Work instruction:
Skipping any pictures, give all of the records below again exactly.

Records for this task:
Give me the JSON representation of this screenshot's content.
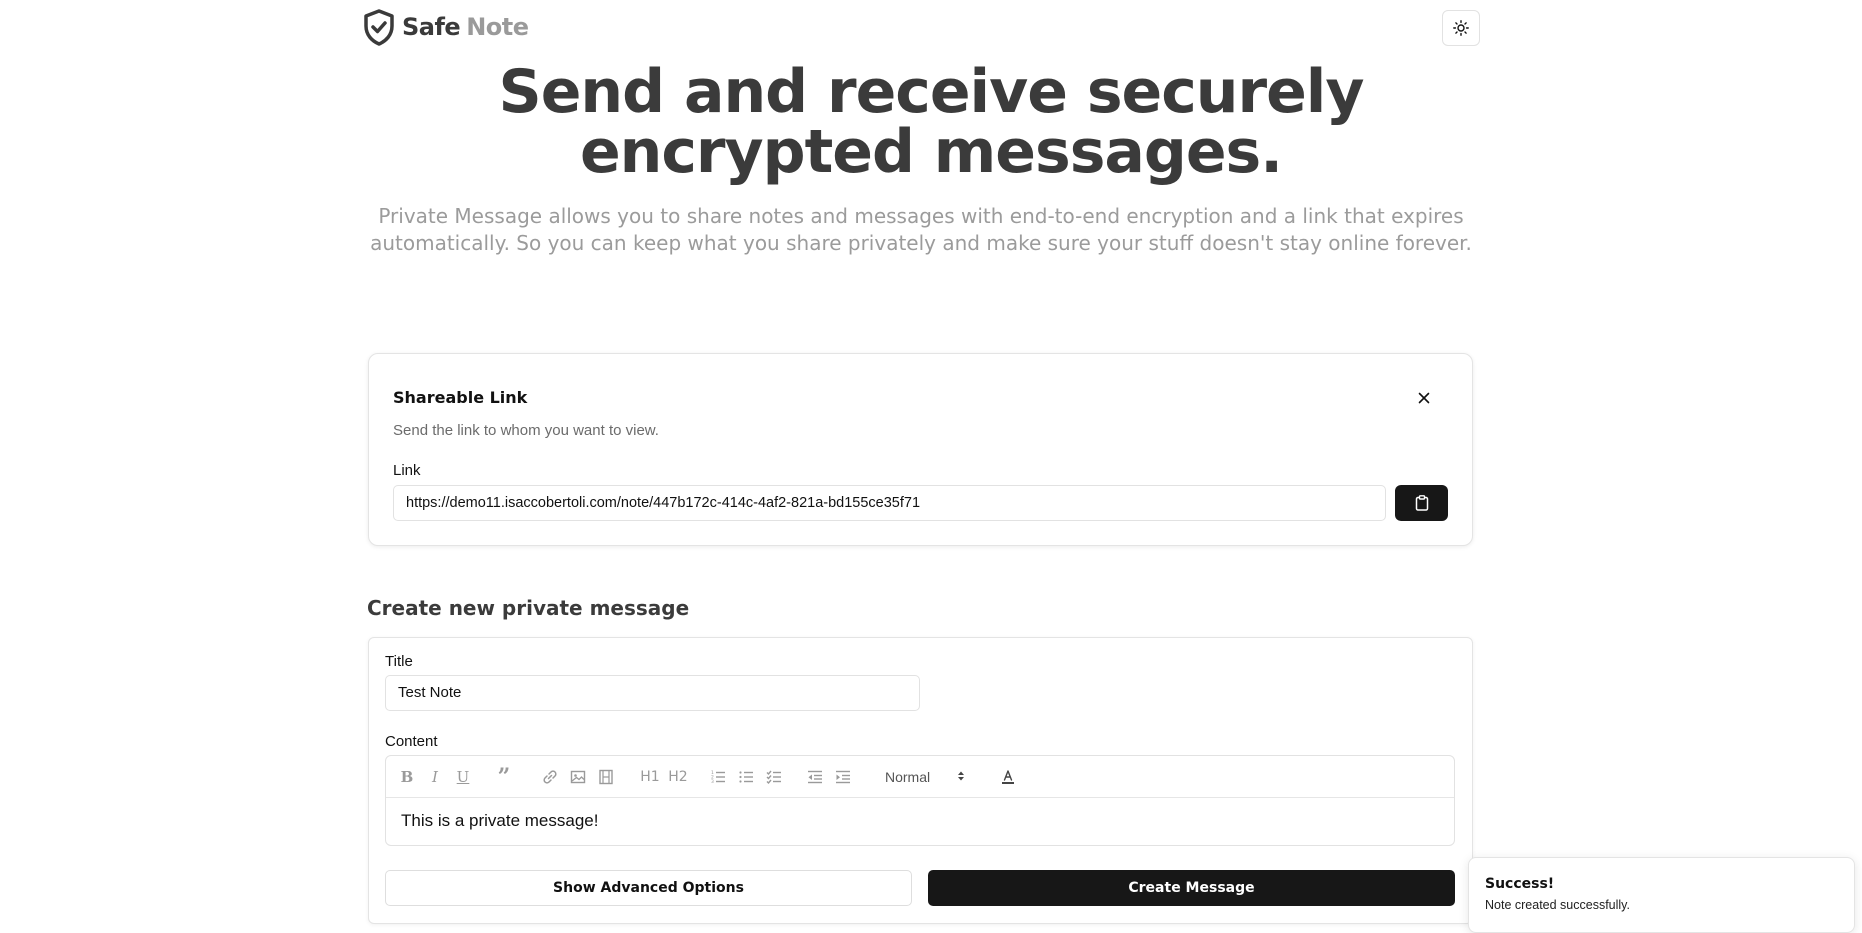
{
  "header": {
    "logo_safe": "Safe",
    "logo_note": "Note",
    "logo_icon": "shield-check-icon",
    "theme_icon": "sun-icon"
  },
  "hero": {
    "title_line1": "Send and receive securely",
    "title_line2": "encrypted messages.",
    "subtitle_line1": "Private Message allows you to share notes and messages with end-to-end encryption and a link that expires",
    "subtitle_line2": "automatically. So you can keep what you share privately and make sure your stuff doesn't stay online forever."
  },
  "share_card": {
    "title": "Shareable Link",
    "description": "Send the link to whom you want to view.",
    "link_label": "Link",
    "link_value": "https://demo11.isaccobertoli.com/note/447b172c-414c-4af2-821a-bd155ce35f71",
    "copy_icon": "clipboard-icon",
    "close_icon": "close-icon"
  },
  "form": {
    "section_title": "Create new private message",
    "title_label": "Title",
    "title_value": "Test Note",
    "content_label": "Content",
    "toolbar": {
      "bold": "B",
      "italic": "I",
      "underline": "U",
      "quote": "”",
      "header1": "H1",
      "header2": "H2",
      "size_select": "Normal"
    },
    "content_value": "This is a private message!",
    "advanced_button": "Show Advanced Options",
    "create_button": "Create Message"
  },
  "toast": {
    "title": "Success!",
    "message": "Note created successfully."
  },
  "colors": {
    "primary": "#171717",
    "heading": "#3b3b3b",
    "muted": "#9b9b9b",
    "border": "#e4e4e4"
  }
}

Result of the exercise:
Give me the JSON representation of this screenshot's content.
{
  "header": {
    "logo_safe": "Safe",
    "logo_note": "Note",
    "logo_icon": "shield-check-icon",
    "theme_icon": "sun-icon"
  },
  "hero": {
    "title_line1": "Send and receive securely",
    "title_line2": "encrypted messages.",
    "subtitle_line1": "Private Message allows you to share notes and messages with end-to-end encryption and a link that expires",
    "subtitle_line2": "automatically. So you can keep what you share privately and make sure your stuff doesn't stay online forever."
  },
  "share_card": {
    "title": "Shareable Link",
    "description": "Send the link to whom you want to view.",
    "link_label": "Link",
    "link_value": "https://demo11.isaccobertoli.com/note/447b172c-414c-4af2-821a-bd155ce35f71",
    "copy_icon": "clipboard-icon",
    "close_icon": "close-icon"
  },
  "form": {
    "section_title": "Create new private message",
    "title_label": "Title",
    "title_value": "Test Note",
    "content_label": "Content",
    "toolbar": {
      "bold": "B",
      "italic": "I",
      "underline": "U",
      "quote": "”",
      "header1": "H1",
      "header2": "H2",
      "size_select": "Normal"
    },
    "content_value": "This is a private message!",
    "advanced_button": "Show Advanced Options",
    "create_button": "Create Message"
  },
  "toast": {
    "title": "Success!",
    "message": "Note created successfully."
  },
  "colors": {
    "primary": "#171717",
    "heading": "#3b3b3b",
    "muted": "#9b9b9b",
    "border": "#e4e4e4"
  }
}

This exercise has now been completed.